Researchers turn snake venom into potentially life-saving gel

Venomous snakes have claimed countless lives, but one team of researchers from Rice University have managed to turn that venom into a life-saving gel. On Monday, the university announced that a nano fiber hydrogel infused with venom from pit vipers has been developed that quickly stops bleeding, something that could be used in situations ranging from emergencies to operating rooms.

The researchers used a hydrogel dubbed SB50, as well as a variety of venom produced by a pair of pit viper species. That venom is called batroxobin, and in this case, it was produced by genetically modified bacteria, and was then purified, ensuring other toxins didn't contaminate the substance. When this is paired with the researcher's synthetic nano-fibers, the resulting substance can be injected into a wound, where it will turn into a gel.

That gel will conform itself to the shape of the wound, and stops the bleeding in a handful of seconds or less. The researchers' tests comparing it with other similar substances found their snake venom gel to be most effective. Though it would need to get an FDA stamp of approval for use in clinical settings, the gel could one day be a vital part of certain medical procedures.

Individuals who have to take coagulants, for example, are high-risk when it comes to surgery due to excessive bleeding.

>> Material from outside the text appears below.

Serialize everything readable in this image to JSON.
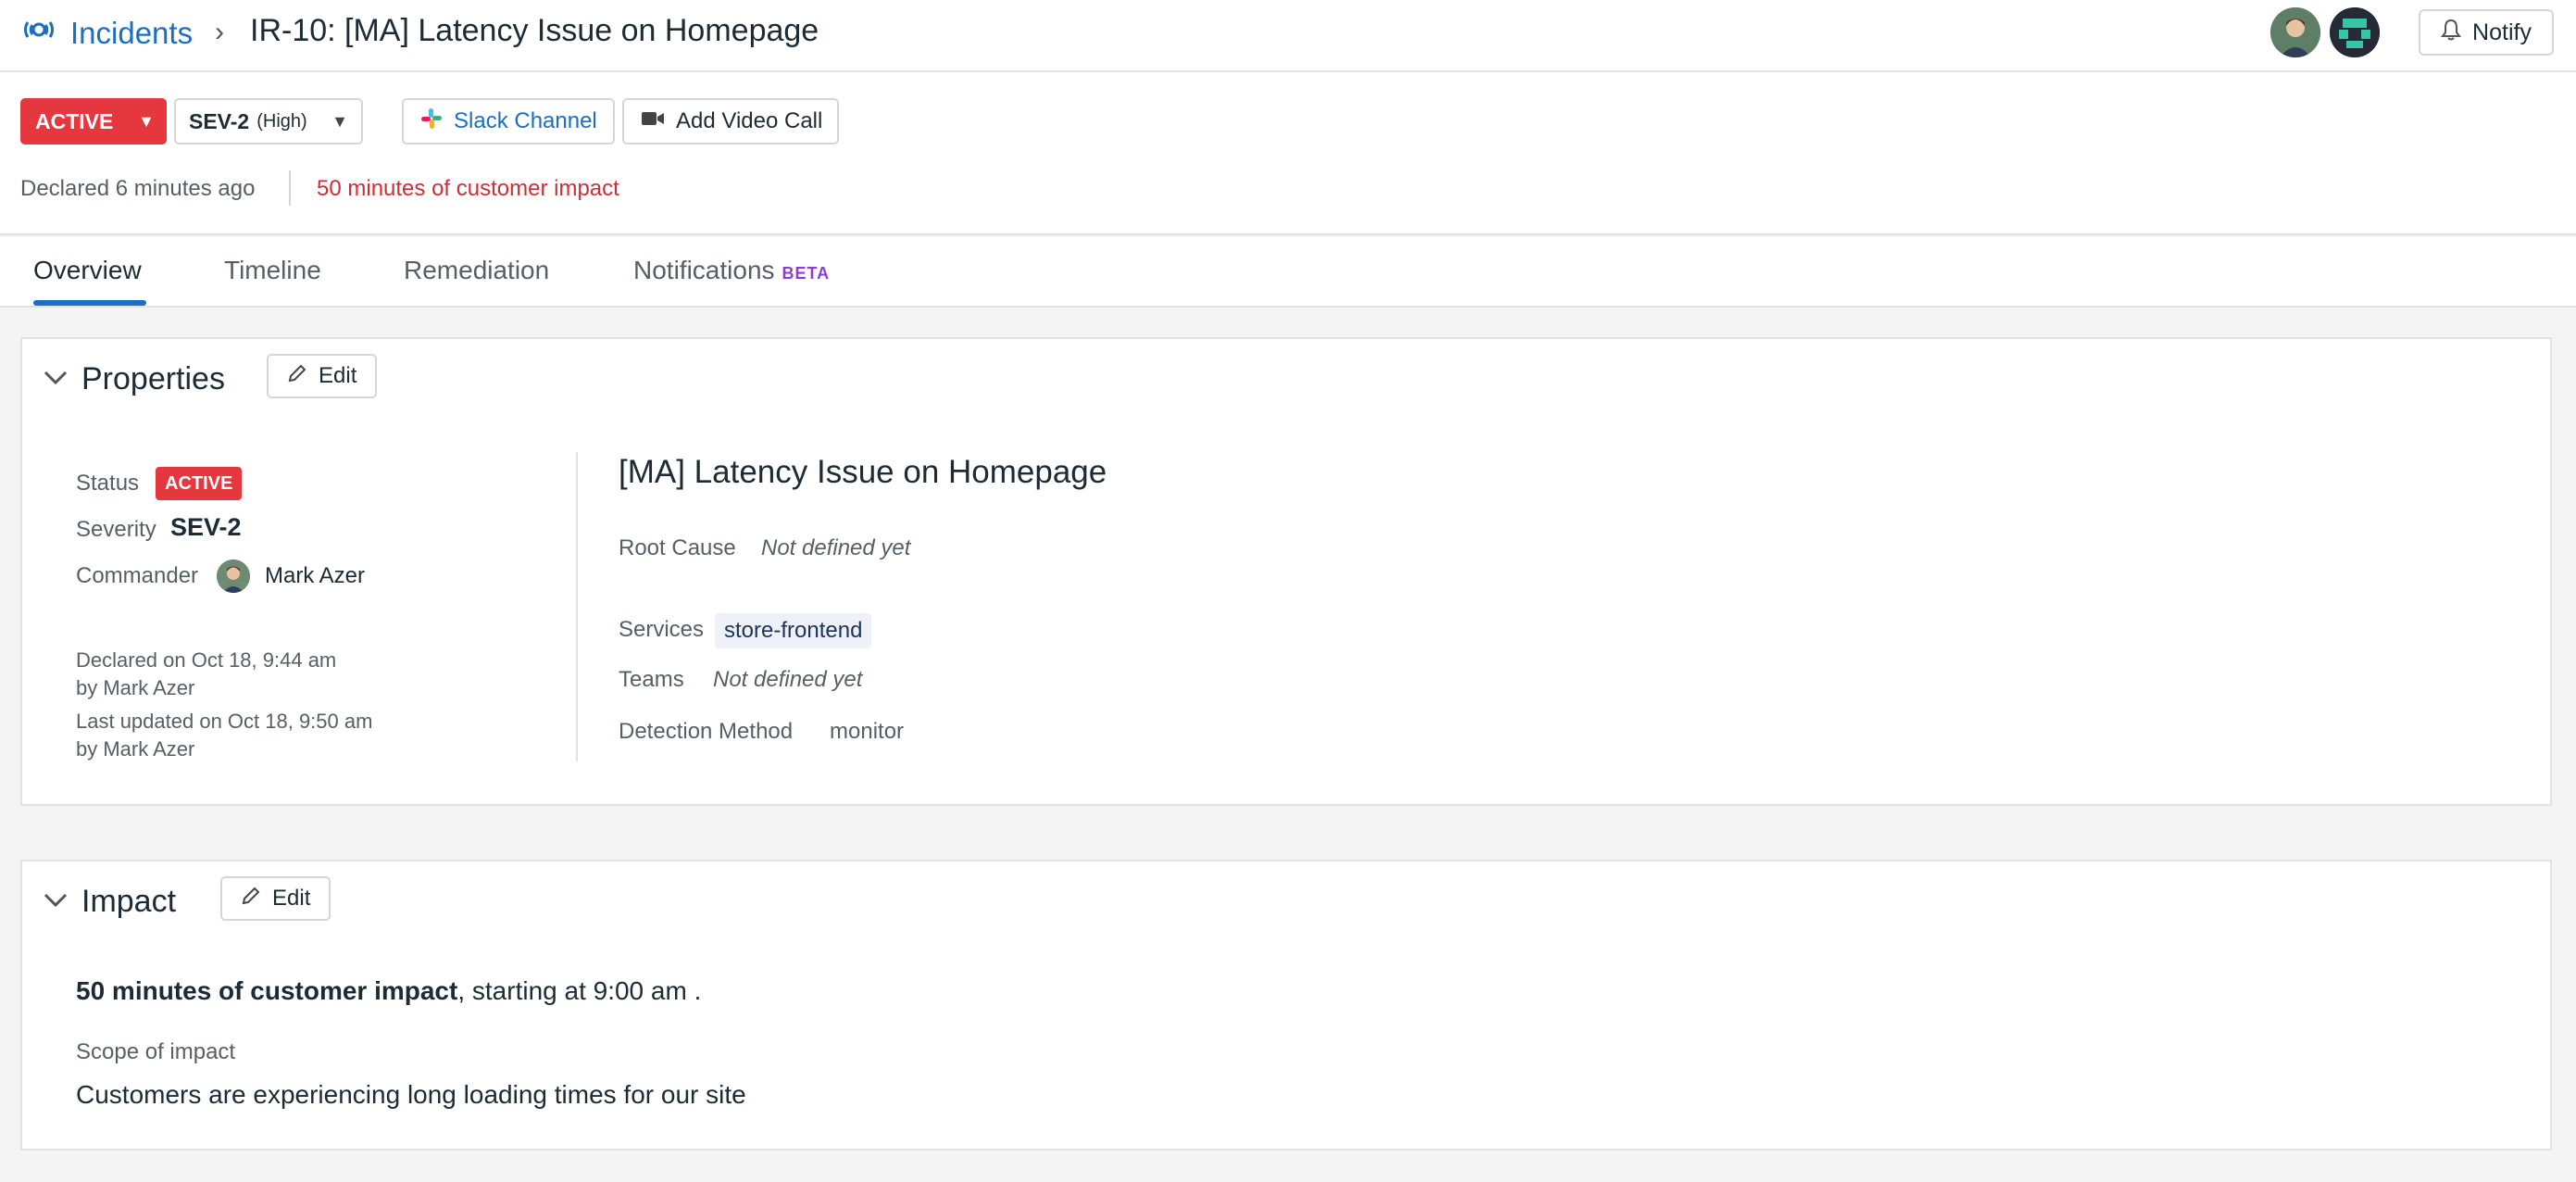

With this gel, the bleeding could be stopped almost instantly, allowing live-saving surgeries to take place. It could take several years before the substance made its way into medical settings, however.

SOURCE: Rice University